In 19th century rural Vietnam, 14-year-old May becomes the third wife of wealthy landowner Hung. May is expected to bear him a child, preferably a son. Meanwhile, she has to find her place in the pecking order of the household – which includes Hung’s two older wives, Ha and Xuan, who treat her like a sister while ensuring she's kept in line.
Everything is discreet, elliptical, veiled, except in rare explicit moments meant to bring us up short: a somewhat unconventional oral sex scene, or the bloody killing of a rooster. No matter what transpires, the lyrical tone remains dominant: even Hung’s off screen beating of a servant finds its place as a regular, rhythmic element of the “natural” sound-scape.
Hung himself is treated with odd ambivalence: while he's not a smouldering romantic hero, normally off-putting or outright villainous. Rather, he seems deliberately unrealised, little more than an abstract emblem of male power as such. His relationship with May hardly exists except when they're having sex – an experience which is all pain and no pleasure as far as she's concerned. All the same, there’s a curious charge to the depiction of their first night together, where he slurps a raw egg off her chest as part of an apparent fertility ritual, while she gazes up at the similarly round, yellow moon.
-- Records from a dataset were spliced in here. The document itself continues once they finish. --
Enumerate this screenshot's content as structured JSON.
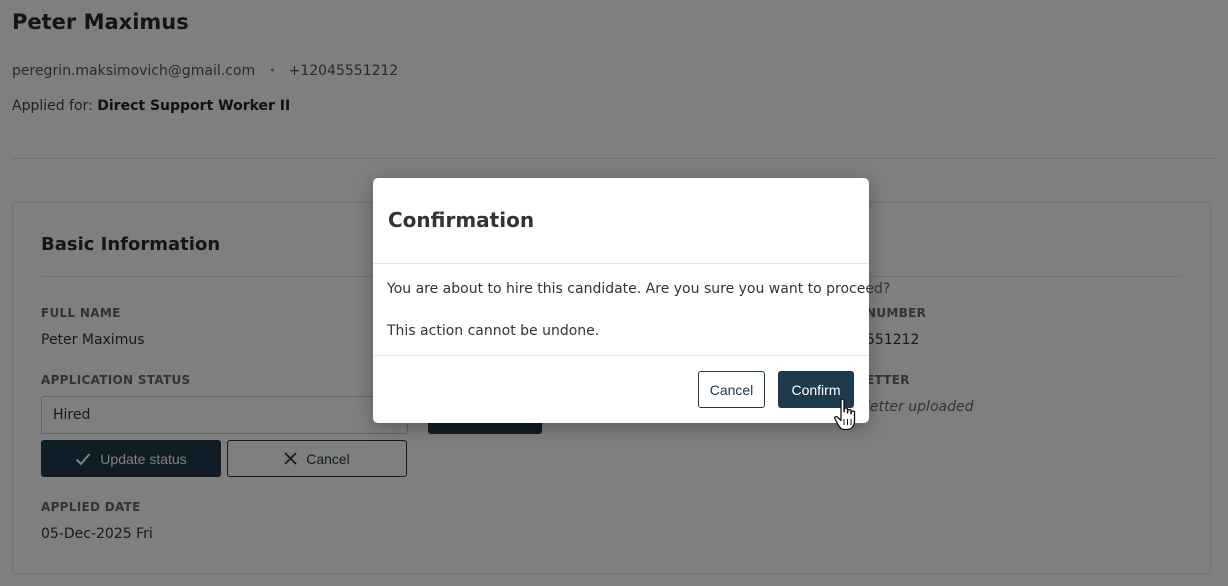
{
  "candidate": {
    "name": "Peter Maximus",
    "email": "peregrin.maksimovich@gmail.com",
    "contact_separator": "•",
    "phone": "+12045551212",
    "applied_for_label": "Applied for:",
    "applied_for_value": "Direct Support Worker II"
  },
  "basic_info": {
    "title": "Basic Information",
    "full_name_label": "FULL NAME",
    "full_name_value": "Peter Maximus",
    "application_status_label": "APPLICATION STATUS",
    "application_status_value": "Hired",
    "update_status_label": "Update status",
    "cancel_label": "Cancel",
    "applied_date_label": "APPLIED DATE",
    "applied_date_value": "05-Dec-2025 Fri",
    "phone_label_partial": "NUMBER",
    "phone_value_partial": "551212",
    "letter_label_partial": "ETTER",
    "letter_value_partial": "letter uploaded"
  },
  "modal": {
    "title": "Confirmation",
    "message": "You are about to hire this candidate. Are you sure you want to proceed?",
    "warning": "This action cannot be undone.",
    "cancel_label": "Cancel",
    "confirm_label": "Confirm"
  },
  "colors": {
    "primary": "#1c3a4c",
    "overlay": "rgba(0,0,0,0.5)"
  },
  "icons": {
    "update_icon": "check-icon",
    "cancel_icon": "close-icon",
    "cursor_icon": "hand-pointer-icon"
  }
}
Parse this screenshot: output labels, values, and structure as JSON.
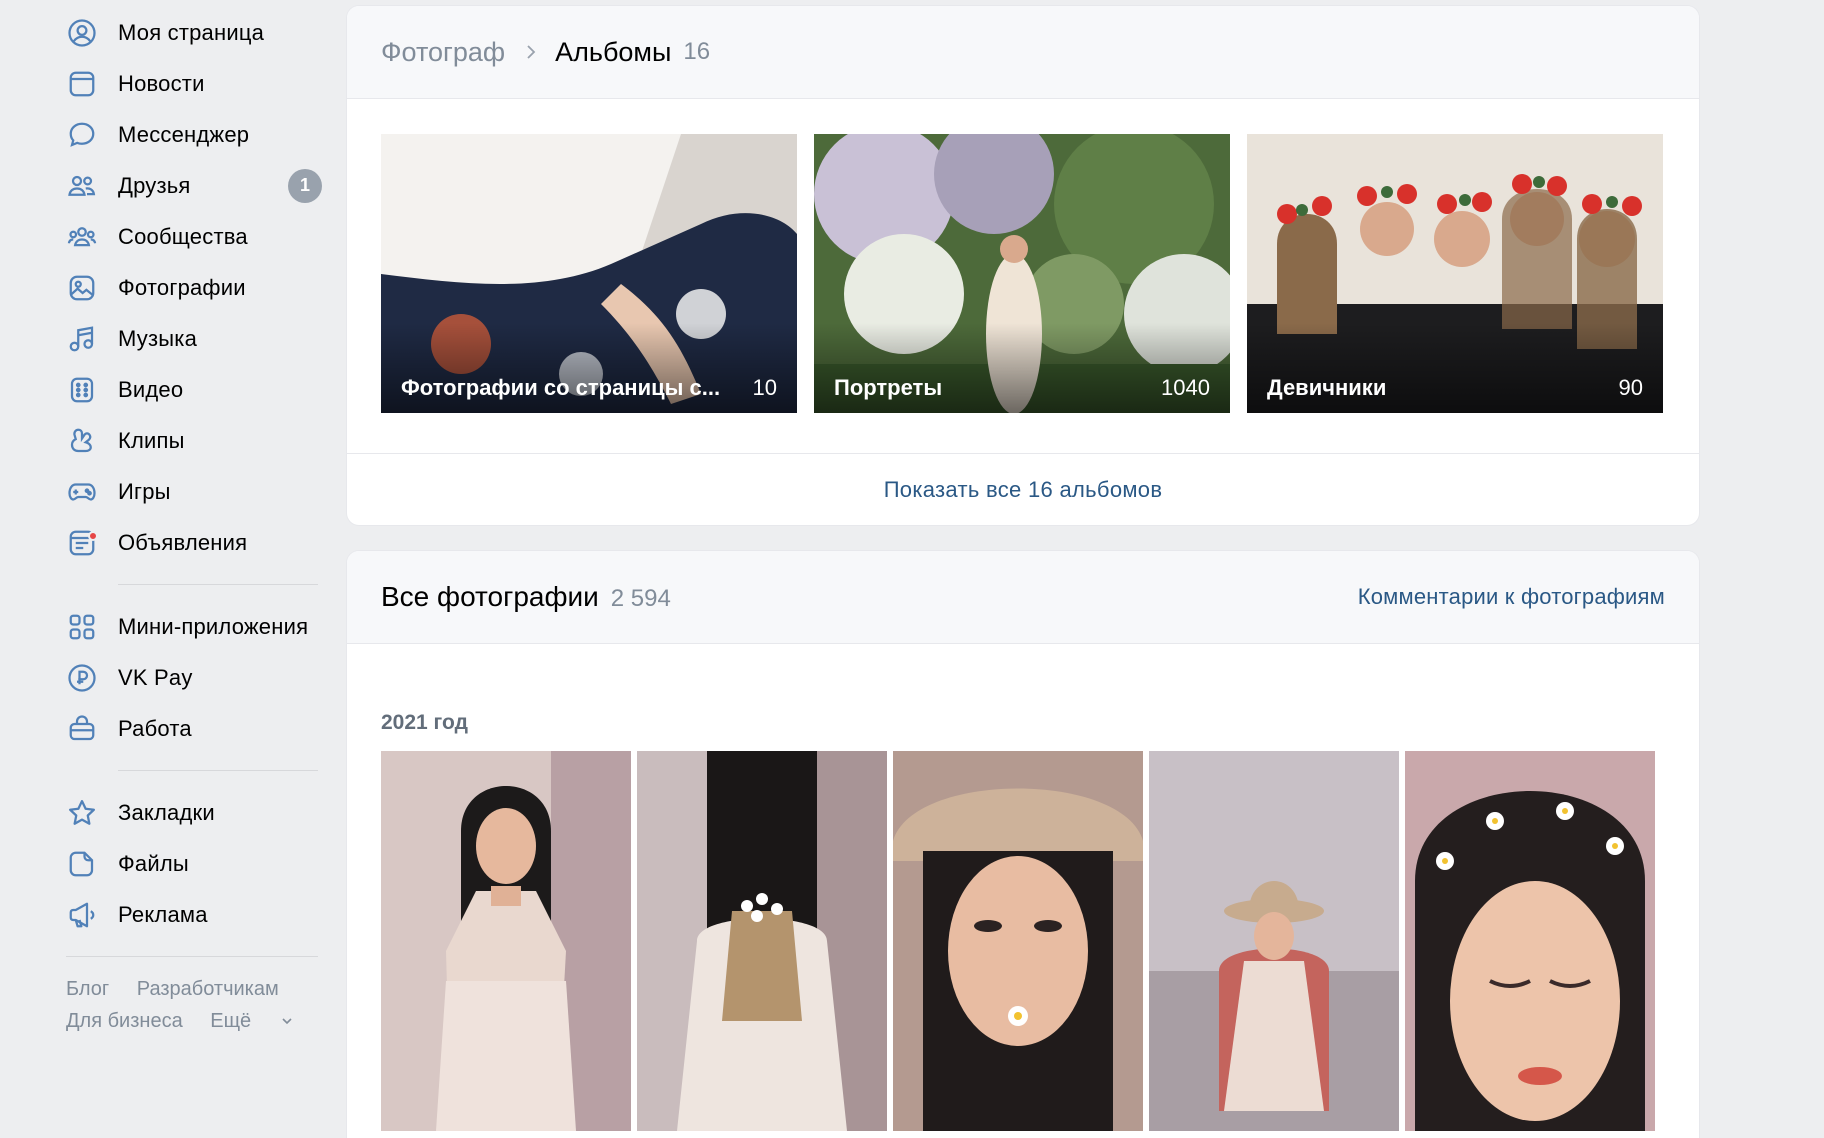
{
  "sidebar": {
    "items": [
      {
        "label": "Моя страница",
        "icon": "user-circle-icon"
      },
      {
        "label": "Новости",
        "icon": "news-icon"
      },
      {
        "label": "Мессенджер",
        "icon": "message-icon"
      },
      {
        "label": "Друзья",
        "icon": "friends-icon",
        "badge": "1"
      },
      {
        "label": "Сообщества",
        "icon": "communities-icon"
      },
      {
        "label": "Фотографии",
        "icon": "photo-icon"
      },
      {
        "label": "Музыка",
        "icon": "music-icon"
      },
      {
        "label": "Видео",
        "icon": "video-icon"
      },
      {
        "label": "Клипы",
        "icon": "clips-icon"
      },
      {
        "label": "Игры",
        "icon": "gamepad-icon"
      },
      {
        "label": "Объявления",
        "icon": "classifieds-icon"
      }
    ],
    "items2": [
      {
        "label": "Мини-приложения",
        "icon": "apps-icon"
      },
      {
        "label": "VK Pay",
        "icon": "vkpay-icon"
      },
      {
        "label": "Работа",
        "icon": "work-icon"
      }
    ],
    "items3": [
      {
        "label": "Закладки",
        "icon": "star-icon"
      },
      {
        "label": "Файлы",
        "icon": "file-icon"
      },
      {
        "label": "Реклама",
        "icon": "megaphone-icon"
      }
    ],
    "footer": {
      "blog": "Блог",
      "developers": "Разработчикам",
      "business": "Для бизнеса",
      "more": "Ещё"
    }
  },
  "albums_section": {
    "breadcrumb_root": "Фотограф",
    "breadcrumb_current": "Альбомы",
    "count": "16",
    "albums": [
      {
        "title": "Фотографии со страницы с...",
        "count": "10"
      },
      {
        "title": "Портреты",
        "count": "1040"
      },
      {
        "title": "Девичники",
        "count": "90"
      }
    ],
    "show_all": "Показать все 16 альбомов"
  },
  "photos_section": {
    "title": "Все фотографии",
    "count": "2 594",
    "comments_link": "Комментарии к фотографиям",
    "year": "2021 год"
  },
  "colors": {
    "accent": "#5181b8",
    "link": "#2a5885",
    "background": "#edeef0",
    "badge": "#99a2ad",
    "notification": "#e64646"
  }
}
All moralising aside, The Third Wife is first and foremost crafted to seduce – and the character of May is central to its methods of seduction, in her youthful beauty, her suffering innocence and her gradually awakening desires.